  6. Considering the intersections of racism and capital punishment, the death sentence has become a regulation of citizenship.
  7. Resistance to capital punishment must, perhaps, entail a resistance to all other conditions of precarity.

As for what’s next, the conference program for Derrida Today has not yet been posted, but presenters have received a draft program for ACCUTE at Congress 2014. I’ll be presenting at a joint session with the International Gothic Association on the topic of “Gothic Temporalities.” I’ll be joined by two colleagues from Western, Leif Schenstead-Harris and Thomas Stuart, as well as another presenter with whom I’m familiar through Word Hoard. The panel will take place in East Academic 108 from 10:30am-12:00pm on Tuesday, May 27th, at Brock University.

ACLA 2014 | Update and program

Posted in Reviews on March 11, 2014 by Diana S-V

Time has flown and here we are almost in the middle of March, and the countdown is on to the 2014 ACLA Annual Meeting in New York.
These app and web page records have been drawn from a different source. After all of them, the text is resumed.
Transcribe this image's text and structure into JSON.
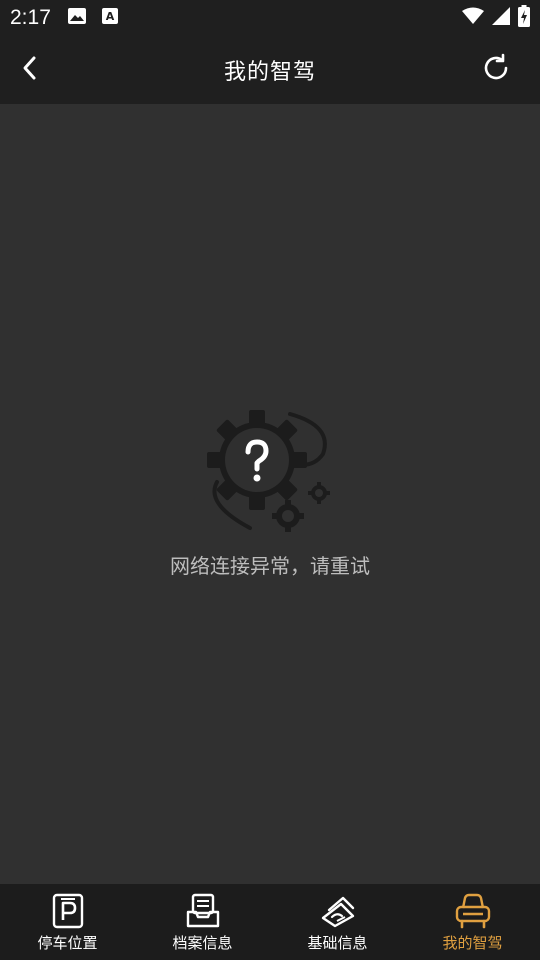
{
  "status_bar": {
    "time": "2:17",
    "icons_left": [
      "image-icon",
      "font-a-icon"
    ],
    "icons_right": [
      "wifi-icon",
      "signal-icon",
      "battery-charging-icon"
    ]
  },
  "app_bar": {
    "title": "我的智驾",
    "back_icon": "chevron-left-icon",
    "refresh_icon": "refresh-icon"
  },
  "content": {
    "error_icon": "gear-question-icon",
    "error_message": "网络连接异常，请重试"
  },
  "tabs": [
    {
      "label": "停车位置",
      "icon": "parking-icon",
      "active": false
    },
    {
      "label": "档案信息",
      "icon": "archive-icon",
      "active": false
    },
    {
      "label": "基础信息",
      "icon": "info-stack-icon",
      "active": false
    },
    {
      "label": "我的智驾",
      "icon": "car-icon",
      "active": true
    }
  ],
  "colors": {
    "background": "#303030",
    "bar_background": "#1f1f1f",
    "active_tab": "#e0a040",
    "message_text": "#bdbdbd"
  }
}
The full conference program has become available (you can download it here), and I have to say that this is one of the most exciting and flexible conference themes I’ve come across in a while. I’m looking forward to catching as many of my colleagues’ presentations as possible, but also delighted to see that my seminar (Death Sentence) has been expanded to allow for more presenters. There are now two consecutive Death Sentence seminars every morning over the course of the conference’s three days. Unfortunately, due to the conference structure, I will be unable to catch the more Derrida-specific Deconstructing Capital Punishment seminars. However, there are more than a few people on the program that I hope to get in touch with and/or get the opportunity to meet.
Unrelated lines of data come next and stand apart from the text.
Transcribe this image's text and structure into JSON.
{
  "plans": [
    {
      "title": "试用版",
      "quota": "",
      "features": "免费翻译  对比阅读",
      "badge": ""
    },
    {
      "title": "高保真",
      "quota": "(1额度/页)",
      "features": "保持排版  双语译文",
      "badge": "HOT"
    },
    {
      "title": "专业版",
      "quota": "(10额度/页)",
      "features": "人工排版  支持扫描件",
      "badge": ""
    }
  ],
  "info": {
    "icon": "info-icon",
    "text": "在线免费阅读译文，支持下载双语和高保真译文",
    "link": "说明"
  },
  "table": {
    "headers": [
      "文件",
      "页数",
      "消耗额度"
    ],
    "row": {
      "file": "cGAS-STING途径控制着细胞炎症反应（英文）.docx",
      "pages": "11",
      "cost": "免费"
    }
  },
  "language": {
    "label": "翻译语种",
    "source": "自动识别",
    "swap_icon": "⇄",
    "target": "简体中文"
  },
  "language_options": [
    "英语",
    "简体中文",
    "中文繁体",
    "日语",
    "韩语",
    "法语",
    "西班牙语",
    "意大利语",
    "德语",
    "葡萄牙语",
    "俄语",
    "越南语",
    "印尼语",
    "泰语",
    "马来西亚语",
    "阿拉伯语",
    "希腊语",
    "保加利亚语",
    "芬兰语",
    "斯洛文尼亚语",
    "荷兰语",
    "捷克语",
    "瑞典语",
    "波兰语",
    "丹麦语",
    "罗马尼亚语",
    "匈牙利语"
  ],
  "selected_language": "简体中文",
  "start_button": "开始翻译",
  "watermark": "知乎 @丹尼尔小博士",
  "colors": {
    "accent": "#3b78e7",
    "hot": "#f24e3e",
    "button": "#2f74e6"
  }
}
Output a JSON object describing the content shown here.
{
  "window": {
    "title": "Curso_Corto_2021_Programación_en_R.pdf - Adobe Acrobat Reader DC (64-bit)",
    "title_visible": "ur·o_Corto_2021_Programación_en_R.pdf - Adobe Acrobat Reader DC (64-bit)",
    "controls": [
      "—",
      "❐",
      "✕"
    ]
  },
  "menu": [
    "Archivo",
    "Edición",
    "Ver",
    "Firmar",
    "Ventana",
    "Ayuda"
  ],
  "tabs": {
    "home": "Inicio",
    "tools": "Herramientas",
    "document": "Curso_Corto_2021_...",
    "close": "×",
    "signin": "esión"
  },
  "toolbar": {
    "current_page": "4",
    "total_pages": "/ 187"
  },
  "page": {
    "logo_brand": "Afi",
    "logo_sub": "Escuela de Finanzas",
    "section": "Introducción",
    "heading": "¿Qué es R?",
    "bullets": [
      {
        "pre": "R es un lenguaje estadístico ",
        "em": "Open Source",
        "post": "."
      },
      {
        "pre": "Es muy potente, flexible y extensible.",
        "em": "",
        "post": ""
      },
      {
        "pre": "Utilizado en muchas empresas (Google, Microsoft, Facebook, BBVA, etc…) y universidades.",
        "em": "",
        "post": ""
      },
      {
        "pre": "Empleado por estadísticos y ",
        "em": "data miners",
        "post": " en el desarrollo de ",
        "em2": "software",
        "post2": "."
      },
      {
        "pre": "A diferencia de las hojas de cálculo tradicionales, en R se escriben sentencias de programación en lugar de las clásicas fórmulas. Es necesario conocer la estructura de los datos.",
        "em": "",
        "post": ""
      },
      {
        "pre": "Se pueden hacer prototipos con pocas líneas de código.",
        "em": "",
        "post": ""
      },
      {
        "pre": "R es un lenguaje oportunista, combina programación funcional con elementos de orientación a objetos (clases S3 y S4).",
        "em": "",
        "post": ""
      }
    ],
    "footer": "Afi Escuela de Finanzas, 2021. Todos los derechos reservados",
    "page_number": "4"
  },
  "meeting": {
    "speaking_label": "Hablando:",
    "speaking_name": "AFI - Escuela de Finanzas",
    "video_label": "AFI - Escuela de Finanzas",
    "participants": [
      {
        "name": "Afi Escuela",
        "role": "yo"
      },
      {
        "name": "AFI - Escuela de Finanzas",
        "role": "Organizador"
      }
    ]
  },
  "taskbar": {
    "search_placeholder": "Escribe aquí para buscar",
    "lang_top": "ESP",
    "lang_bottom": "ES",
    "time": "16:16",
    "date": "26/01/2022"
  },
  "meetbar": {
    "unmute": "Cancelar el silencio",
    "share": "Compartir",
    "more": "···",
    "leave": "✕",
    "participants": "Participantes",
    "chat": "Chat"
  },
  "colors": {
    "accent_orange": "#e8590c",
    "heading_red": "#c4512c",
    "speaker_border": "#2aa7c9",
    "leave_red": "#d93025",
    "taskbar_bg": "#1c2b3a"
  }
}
In other news, the benevolent gods of theory and philosophy have done me some serious kindness in the month of March. Last week on March 6th, I had the opportunity to hear Simon Critchley’s talk on tragedy’s philosophy. Having been exhausted by writing my primary qualifying exam that morning, I was not in an optimal space to take more critical notes on the talk or in a frame of mind that was gunning to deconstruct it, but I found it to be accessible, provocative, and thoroughly enjoyable. As might be surmised, my biggest interest in Critchley’s work lies elsewhere, particularly The Ethics of Deconstruction (1992) and The Mattering of Matter (2012). I, along with other ACLA attendees, will have the great privilege and pleasure of seeing Judith Butler’s plenary talk (titled “Capital/Punishment”) on the evening of March 21st. Once back in London-town, I’ll also get to see Claire Colebrook give a talk on March 26th on the “Exceptional Disaster,” which I expect will be… well, exceptional. I greatly admire Colebrook’s work on Deleuze, Derrida, materiality, and the body, and am very much looking forward to seeing this, especially given that I missed seeing her the last time she was at Western.

I’m eager to visit New York for the first time, eager to chat about death and ethics with like-minded folks, and eager to see Patrick Stewart and Ian McKellan in Waiting for Godot on Broadway on March 20th. A banner month, all things considered.
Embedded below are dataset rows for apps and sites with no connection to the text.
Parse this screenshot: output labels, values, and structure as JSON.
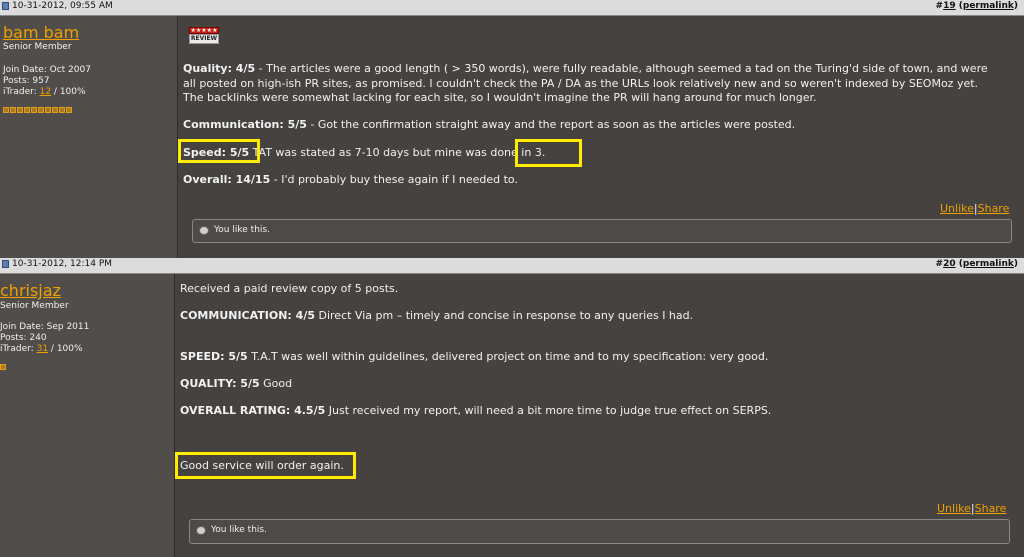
{
  "post19": {
    "date": "10-31-2012, 09:55 AM",
    "number": "#19",
    "num_prefix": "#",
    "num_link": "19",
    "permalink": "permalink",
    "username": "bam bam",
    "user_title": "Senior Member",
    "join": "Join Date: Oct 2007",
    "posts": "Posts: 957",
    "itrader_label": "iTrader:",
    "itrader_count": "12",
    "itrader_pct": "/ 100%",
    "rep_pips": 10,
    "badge": {
      "stars": "★★★★★",
      "label": "REVIEW"
    },
    "quality_label": "Quality: 4/5",
    "quality_line1": " - The articles were a good length ( > 350 words), were fully readable, although seemed a tad on the Turing'd side of town, and were",
    "quality_line2": "all posted on high-ish PR sites, as promised. I couldn't check the PA / DA as the URLs look relatively new and so weren't indexed by SEOMoz yet.",
    "quality_line3": "The backlinks were somewhat lacking for each site, so I wouldn't imagine the PR will hang around for much longer.",
    "comm_label": "Communication: 5/5",
    "comm_text": " - Got the confirmation straight away and the report as soon as the articles were posted.",
    "speed_label": "Speed: 5/5",
    "speed_text": " TAT was stated as 7-10 days but mine was ",
    "speed_done": "done in 3.",
    "overall_label": "Overall: 14/15",
    "overall_text": " - I'd probably buy these again if I needed to.",
    "unlike": "Unlike",
    "share": "Share",
    "sep": "|",
    "you_like": "You like this."
  },
  "post20": {
    "date": "10-31-2012, 12:14 PM",
    "num_prefix": "#",
    "num_link": "20",
    "permalink": "permalink",
    "username": "chrisjaz",
    "user_title": "Senior Member",
    "join": "Join Date: Sep 2011",
    "posts": "Posts: 240",
    "itrader_label": "iTrader:",
    "itrader_count": "31",
    "itrader_pct": "/ 100%",
    "rep_pips": 1,
    "intro": "Received a paid review copy of 5 posts.",
    "comm_label": "COMMUNICATION: 4/5",
    "comm_text": " Direct Via pm – timely and concise in response to any queries I had.",
    "speed_label": "SPEED: 5/5",
    "speed_text": " T.A.T was well within guidelines, delivered project on time and to my specification: very good.",
    "quality_label": "QUALITY: 5/5",
    "quality_text": " Good",
    "overall_label": "OVERALL RATING: 4.5/5",
    "overall_text": " Just received my report, will need a bit more time to judge true effect on SERPS.",
    "closing": "Good service will order again.",
    "unlike": "Unlike",
    "share": "Share",
    "sep": "|",
    "you_like": "You like this."
  },
  "colors": {
    "accent": "#f0a000",
    "highlight": "#ffec00",
    "bg": "#454240",
    "header": "#dcdcdc"
  }
}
Catch me if you can | Upcoming Conferences

Posted in Literature, Presentations, Professional, The corpse, Theory on January 9, 2014 by Diana S-V

ACLA (American Comparative Literature Association) Annual Meeting | March 20-23, 2014 | New York University

“‘Okay, Warden, let’s do it’: Executed Offenders’ Last Statements and the TDCJ Digital Archive”

Panel: Death Sentence
Date and time: March 22 | 8:30am-10:20am
Location: West 4th C-19

ACCUTE (Associations of Canadian College and University Teachers of English)/International Gothic Association Joint Session, Congress 2014 | May 24-30, 2014 | Brock University

“The Abject Rhythm of De-composition: En(crypt)ion of the Body as Gift in Mary Shelley’s Mathilda

Panel: Gothic Temporalities
Date and time: May 27 | 10:30am-12:00pm
Location: East Academic 108

Derrida Today 4th Annual Conference | May 28-31, 2014 | Fordham University

“Spectre, Substrate, Cipher, Skin: The Absent Body in Derrida’s Archive”

Panel: Technicity and the Body
Date and time: May 29th | 3:30pm-5:30pm
Location: Room LL506